Prinesh picked seats at the back as a small group of university students collected at a table that held a thermos of coffee. They poured the coffee into plastic cups, not noticing how some of it dripped to the floor and onto their shoes. I scanned for missing faces. Of the usual four people chairing the meeting, one was missing. A smaller man had taken his place. He stood at the table, his eyes darting to different points in the room. He hadn’t taken off his beanie, which looked dusty. I imagined he was the kind of man who didn’t sleep in beds, but in hidden places. A man who wasn’t supposed to be here. Not officially.
Ten minutes later, younger students burst through the door and took seats at the front. On the left side of the front row, two students in blue cardigans sat on either side of a guy in a loose, green-and-yellow printed shirt that went to his knees. He was having a good time, nodding at people he knew, his arms spread over the backs of the chairs next to him. The boys either side of him were silent, strangely alert, as if they were his bodyguards. One of the boys had a pair of sunglasses resting above his forehead. The girl who I’d given my pamphlets to wasn’t here. It was silly to imagine she might be.
I learned later that the boy in the printed shirt was the one who everyone would follow on the day the protests started. His name was Masi Ngumede.
But all I knew then was what I had read in the newspaper the previous week. A judge had sent four students from Morris Isaacson School to jail for planning to blow up the Orlando Power Station with help from trained ANC operatives in Mozambique – the Umkhonto We Sizwe. Some of the SASO members at this meeting must have been working with them. But something had gone wrong.
Like me, Prinesh was staring at the students sitting at the front. He looked scared.
“What’s the problem?” I asked. He didn’t reply. A light film of sweat had collected over his narrow cheeks and forehead, his small moustache. The sweat made his face look like a mask.
The man with the beanie at the front stood and saluted the students. Then he slapped the table. “The Afrikaans Medium Decree Act.” He slapped it a few more times.
“Forcing the language of the oppressors on our brothers and sisters here.

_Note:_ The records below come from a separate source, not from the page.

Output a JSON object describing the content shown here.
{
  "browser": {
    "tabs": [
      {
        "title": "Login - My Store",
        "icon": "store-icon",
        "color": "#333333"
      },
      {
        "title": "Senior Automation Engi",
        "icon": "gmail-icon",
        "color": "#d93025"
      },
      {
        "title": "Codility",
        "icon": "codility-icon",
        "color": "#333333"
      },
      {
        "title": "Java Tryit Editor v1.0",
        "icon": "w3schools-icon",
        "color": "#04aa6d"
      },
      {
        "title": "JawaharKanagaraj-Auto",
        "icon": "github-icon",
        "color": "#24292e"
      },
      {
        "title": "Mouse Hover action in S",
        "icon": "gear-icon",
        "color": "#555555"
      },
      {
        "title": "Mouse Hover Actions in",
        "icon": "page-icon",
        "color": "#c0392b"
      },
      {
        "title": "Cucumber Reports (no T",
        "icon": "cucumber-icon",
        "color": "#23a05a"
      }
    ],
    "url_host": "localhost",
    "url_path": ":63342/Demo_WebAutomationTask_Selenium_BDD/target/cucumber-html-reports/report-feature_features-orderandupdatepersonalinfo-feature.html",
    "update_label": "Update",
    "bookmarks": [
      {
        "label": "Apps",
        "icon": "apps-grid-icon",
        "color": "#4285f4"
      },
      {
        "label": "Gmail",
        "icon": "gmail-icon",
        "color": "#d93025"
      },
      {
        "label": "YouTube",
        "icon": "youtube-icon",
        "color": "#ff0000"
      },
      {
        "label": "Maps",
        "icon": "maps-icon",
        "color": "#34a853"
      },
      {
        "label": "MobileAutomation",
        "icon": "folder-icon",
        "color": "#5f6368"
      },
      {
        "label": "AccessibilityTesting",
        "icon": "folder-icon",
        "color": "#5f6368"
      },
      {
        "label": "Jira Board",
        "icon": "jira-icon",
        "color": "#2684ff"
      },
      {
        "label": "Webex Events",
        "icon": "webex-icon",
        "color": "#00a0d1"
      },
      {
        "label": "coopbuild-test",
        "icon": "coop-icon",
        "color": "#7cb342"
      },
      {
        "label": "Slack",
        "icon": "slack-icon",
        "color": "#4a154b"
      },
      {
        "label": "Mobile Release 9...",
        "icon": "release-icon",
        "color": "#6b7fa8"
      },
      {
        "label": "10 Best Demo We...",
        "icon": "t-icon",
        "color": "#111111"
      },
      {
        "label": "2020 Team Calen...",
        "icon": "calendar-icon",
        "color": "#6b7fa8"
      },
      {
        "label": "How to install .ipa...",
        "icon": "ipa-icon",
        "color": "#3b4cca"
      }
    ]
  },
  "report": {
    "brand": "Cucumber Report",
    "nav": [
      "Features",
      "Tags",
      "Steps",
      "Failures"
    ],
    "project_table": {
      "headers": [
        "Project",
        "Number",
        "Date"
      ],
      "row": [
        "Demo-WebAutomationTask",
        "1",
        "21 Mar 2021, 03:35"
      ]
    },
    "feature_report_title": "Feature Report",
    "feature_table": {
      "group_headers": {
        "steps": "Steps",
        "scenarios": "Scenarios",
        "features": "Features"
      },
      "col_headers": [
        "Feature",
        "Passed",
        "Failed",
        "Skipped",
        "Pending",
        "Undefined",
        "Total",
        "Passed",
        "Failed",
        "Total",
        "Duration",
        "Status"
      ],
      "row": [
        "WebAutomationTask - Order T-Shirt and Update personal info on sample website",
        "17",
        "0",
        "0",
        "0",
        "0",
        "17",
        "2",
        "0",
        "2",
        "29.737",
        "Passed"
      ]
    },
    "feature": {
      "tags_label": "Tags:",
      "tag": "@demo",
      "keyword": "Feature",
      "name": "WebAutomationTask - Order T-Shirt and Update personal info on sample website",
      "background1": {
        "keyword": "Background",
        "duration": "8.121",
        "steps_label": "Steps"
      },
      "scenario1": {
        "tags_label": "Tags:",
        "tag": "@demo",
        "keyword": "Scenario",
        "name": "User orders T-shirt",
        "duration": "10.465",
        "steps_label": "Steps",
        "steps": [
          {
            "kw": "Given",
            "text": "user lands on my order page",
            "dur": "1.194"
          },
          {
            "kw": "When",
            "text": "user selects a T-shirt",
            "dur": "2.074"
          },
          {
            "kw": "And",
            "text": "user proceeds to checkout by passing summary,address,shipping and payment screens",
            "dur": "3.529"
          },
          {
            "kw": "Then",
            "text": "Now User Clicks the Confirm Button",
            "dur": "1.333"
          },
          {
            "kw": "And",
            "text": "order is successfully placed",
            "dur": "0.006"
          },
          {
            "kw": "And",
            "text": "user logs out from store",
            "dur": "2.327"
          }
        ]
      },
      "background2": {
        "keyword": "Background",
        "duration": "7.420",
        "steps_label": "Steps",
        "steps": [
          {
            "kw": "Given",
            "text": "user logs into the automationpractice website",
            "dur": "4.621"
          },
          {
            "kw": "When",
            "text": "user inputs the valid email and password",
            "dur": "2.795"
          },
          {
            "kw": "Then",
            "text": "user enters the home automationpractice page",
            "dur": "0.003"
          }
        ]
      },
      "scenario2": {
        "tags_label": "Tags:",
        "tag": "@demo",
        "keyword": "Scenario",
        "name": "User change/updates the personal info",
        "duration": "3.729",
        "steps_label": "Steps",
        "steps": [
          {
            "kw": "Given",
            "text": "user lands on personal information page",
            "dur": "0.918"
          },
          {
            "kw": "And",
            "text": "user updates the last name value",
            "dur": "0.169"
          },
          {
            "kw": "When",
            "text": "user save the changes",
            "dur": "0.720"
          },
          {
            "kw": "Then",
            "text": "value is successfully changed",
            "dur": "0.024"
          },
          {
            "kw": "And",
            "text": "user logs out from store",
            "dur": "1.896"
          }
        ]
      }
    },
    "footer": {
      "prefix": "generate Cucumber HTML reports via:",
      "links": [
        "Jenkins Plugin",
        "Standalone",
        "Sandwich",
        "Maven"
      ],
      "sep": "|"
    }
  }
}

Making sure that they will be servants to the Afrikaner. Do we accept this?”
“No.” People stood up. “No, no, no!”
“We’re leaving. Now,” Prinesh said, pushing Krishni in front of him and trying to do the same with me. I shrugged him off, but followed. We pushed past the crowded room to the exit, Krishni accidentally tipping over the thermos. I picked it up. Eyes on me, including the boy with the green and yellow shirt, and his friend with the sunglasses. I wasn’t sure they wanted me here. And we went out into the street. I felt the coffee bleed through my clothes. Krishni and Prinesh walked ahead, fast, but I lagged behind, nervous, angry.
And not just because Prinesh had forced us to leave the meeting early.
All I could do was sit in the shop, study, collect pamphlets and pictures of Steve Biko’s determined face, with his large forehead. He’s a doctor, too, I wanted to tell my father. But I never would. Somewhere out there was the book of pamphlets that I’d thrust into a stranger’s hands. All I could do was wait.
Maybe it was better that I had given the girl my pamphlets. After I’d seen the car again, I knew I should never have kept them. If she tried to report me, I could turn the story on her. As my grandmother liked to say, police would always believe an Indian over a black.
The two figures ahead of me were toy-sized pieces in the dark. I ran to catch up.
Excerpted with permission from When Morning Comes, Arushi Raina, Duckbill.